BOSTON & GREENFIELD, Mass. -- Buildings are the number one source of greenhouse gas (GHG) emissions – especially in cities. In Boston, they account for 74 percent of the city’s carbon footprint. What if we could reduce this number dramatically by building and renovating homes so that they produce more energy than they consume? A new effort now underway by the Northeast Sustainable Energy Association (NESEA) is betting that we can.
Recipient: Fresno, City of
WASHINGTON, D.C. -- The American Council for an Energy-Efficient Economy (ACEEE) announced the first-ever awards initiative for exceptional state-led energy efficiency programs.
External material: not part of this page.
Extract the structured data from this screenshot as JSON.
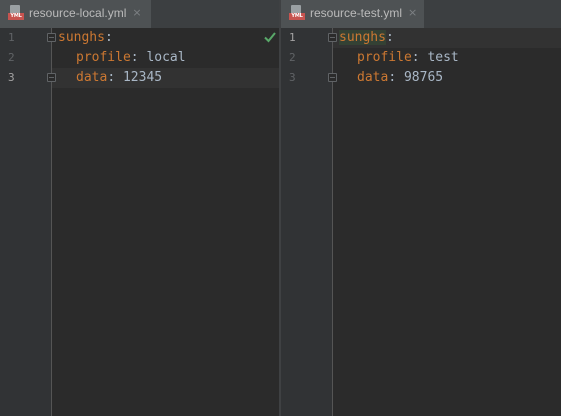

A total of 18 top programs from 14 states are being recognized by ACEEE. In addition to five top programs, ACEEE also recognized ten program with Honorable Mentions, and three Emerging Programs.
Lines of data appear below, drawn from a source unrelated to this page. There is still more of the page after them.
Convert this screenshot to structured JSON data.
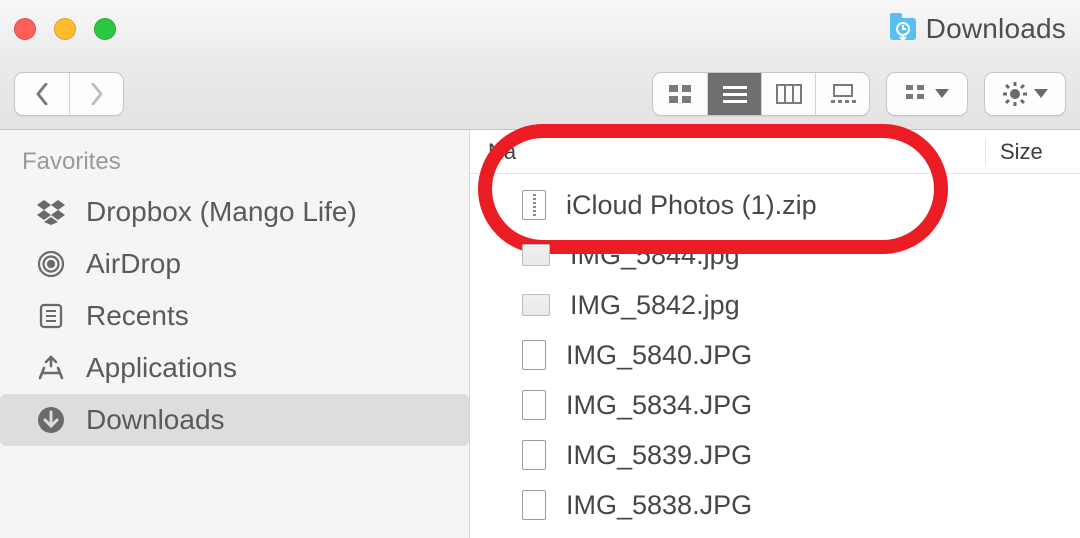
{
  "titlebar": {
    "title": "Downloads"
  },
  "toolbar": {
    "nav": {
      "back": "Back",
      "forward": "Forward"
    },
    "views": {
      "icon": "Icon view",
      "list": "List view",
      "column": "Column view",
      "gallery": "Gallery view",
      "active": "list"
    },
    "arrange": "Arrange",
    "action": "Action"
  },
  "sidebar": {
    "header": "Favorites",
    "items": [
      {
        "icon": "dropbox",
        "label": "Dropbox (Mango Life)"
      },
      {
        "icon": "airdrop",
        "label": "AirDrop"
      },
      {
        "icon": "recents",
        "label": "Recents"
      },
      {
        "icon": "applications",
        "label": "Applications"
      },
      {
        "icon": "downloads",
        "label": "Downloads",
        "selected": true
      }
    ]
  },
  "columns": {
    "name": "Name",
    "name_visible_fragment": "Na",
    "size": "Size"
  },
  "files": [
    {
      "type": "zip",
      "name": "iCloud Photos (1).zip"
    },
    {
      "type": "img",
      "name": "IMG_5844.jpg"
    },
    {
      "type": "img",
      "name": "IMG_5842.jpg"
    },
    {
      "type": "doc",
      "name": "IMG_5840.JPG"
    },
    {
      "type": "doc",
      "name": "IMG_5834.JPG"
    },
    {
      "type": "doc",
      "name": "IMG_5839.JPG"
    },
    {
      "type": "doc",
      "name": "IMG_5838.JPG"
    }
  ],
  "annotation": {
    "ring_target_indices": [
      0,
      1
    ]
  }
}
AMES, Iowa -- The Leopold Center for Sustainable Agriculture has awarded grants for 15 innovative research and demonstration projects that will begin work in 2013.
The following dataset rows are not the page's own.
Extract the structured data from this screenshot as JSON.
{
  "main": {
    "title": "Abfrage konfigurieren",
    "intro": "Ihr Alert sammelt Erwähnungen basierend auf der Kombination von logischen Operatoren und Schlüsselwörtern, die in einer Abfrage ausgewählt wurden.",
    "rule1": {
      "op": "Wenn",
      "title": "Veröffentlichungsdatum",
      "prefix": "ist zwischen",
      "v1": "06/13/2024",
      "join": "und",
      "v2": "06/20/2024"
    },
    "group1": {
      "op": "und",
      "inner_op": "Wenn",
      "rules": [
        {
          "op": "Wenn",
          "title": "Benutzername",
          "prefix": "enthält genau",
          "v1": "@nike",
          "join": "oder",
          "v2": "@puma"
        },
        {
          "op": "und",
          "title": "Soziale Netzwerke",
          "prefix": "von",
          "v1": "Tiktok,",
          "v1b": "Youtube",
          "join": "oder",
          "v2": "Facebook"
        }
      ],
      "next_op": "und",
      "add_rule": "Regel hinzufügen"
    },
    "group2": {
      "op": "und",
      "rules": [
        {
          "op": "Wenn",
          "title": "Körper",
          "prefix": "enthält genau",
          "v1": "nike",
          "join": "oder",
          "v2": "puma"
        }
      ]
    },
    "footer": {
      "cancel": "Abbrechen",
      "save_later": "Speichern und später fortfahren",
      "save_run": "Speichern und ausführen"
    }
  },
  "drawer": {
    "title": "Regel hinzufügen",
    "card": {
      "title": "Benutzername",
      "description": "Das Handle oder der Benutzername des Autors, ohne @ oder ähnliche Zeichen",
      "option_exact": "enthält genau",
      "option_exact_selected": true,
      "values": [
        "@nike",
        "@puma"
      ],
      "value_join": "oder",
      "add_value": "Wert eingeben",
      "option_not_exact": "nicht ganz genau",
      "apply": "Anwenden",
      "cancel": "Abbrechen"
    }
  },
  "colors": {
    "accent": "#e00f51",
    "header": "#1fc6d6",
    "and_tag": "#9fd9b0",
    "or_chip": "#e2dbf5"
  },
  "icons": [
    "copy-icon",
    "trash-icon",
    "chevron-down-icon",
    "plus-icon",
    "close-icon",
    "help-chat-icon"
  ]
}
AMES, Iowa -- The Leopold Center has awarded grants for 19 new projects that address the need to move toward agricultural sustainability and resilience on the Iowa landscape. The projects will fund a wide range of activities, from research on prairie strips to hold nutrients and biochar to improve soil quality, to year-round use of high tunnels for food production and development of resources for immigrant and minority populations who want to farm in Iowa.
WASHINGTON -- Even though the United States is awash in cheap natural gas, and flat global demand is depressing oil price futures, the picture for clean energy alternatives brightened considerably this year, according to a new report by Bloomberg New Energy Finance cited by Reuters.
WASHINGTON, D.C. -- For the ninth time in two years, Congress passed a stopgap extension of the transportation and infrastructure bill. The measure gives congress 90 days to reformulate the legislation and hopefully by the next deadline there will be an actual, multi-year, surface transportation bill which includes provisions to revitalize the nation’s infrastructure.
WASHINGTON, D.C. -- What is driving the current surge in American petroleum production, how will it influence the nation’s energy landscape, what are the implications for our energy security, and what is the relationship between energy security and energy independence? Securing America's Future Energy released The New American Oil Boom, a policy report exploring both the benefits inherent in this production growth, as well as the threats posed by oil dependence to the nation’s long-term prosperity.
WASHINGTON, D.C. -- News coverage of Hurricane Sandy has rightly focused on the human cost, infrastructural damage, and property losses. However, without discounting these considerations, it is important to take note of the continued vulnerabilities to our energy security made evident by this disaster.
Recipient: City of Delray Beach
WASHINGTON, D.C. -- Individuals and firms on a daily basis take the cost of oil into consideration when deciding the optimum use of their vehicles. However, they do not necessarily take into account the additional costs to society, such as impaired flexibility in addressing national security threats overseas and consequent military expenditures, the negative trade balance, congestion related losses in time and productivity, and greenhouse gas emissions. These negative externalities are not factored in the price of gasoline, and therefore are not considered by individuals and firms in their cost/benefit decision processes. This leads individuals to consume higher levels of gasoline, and thus oil, than what is arguably desired by society as a whole.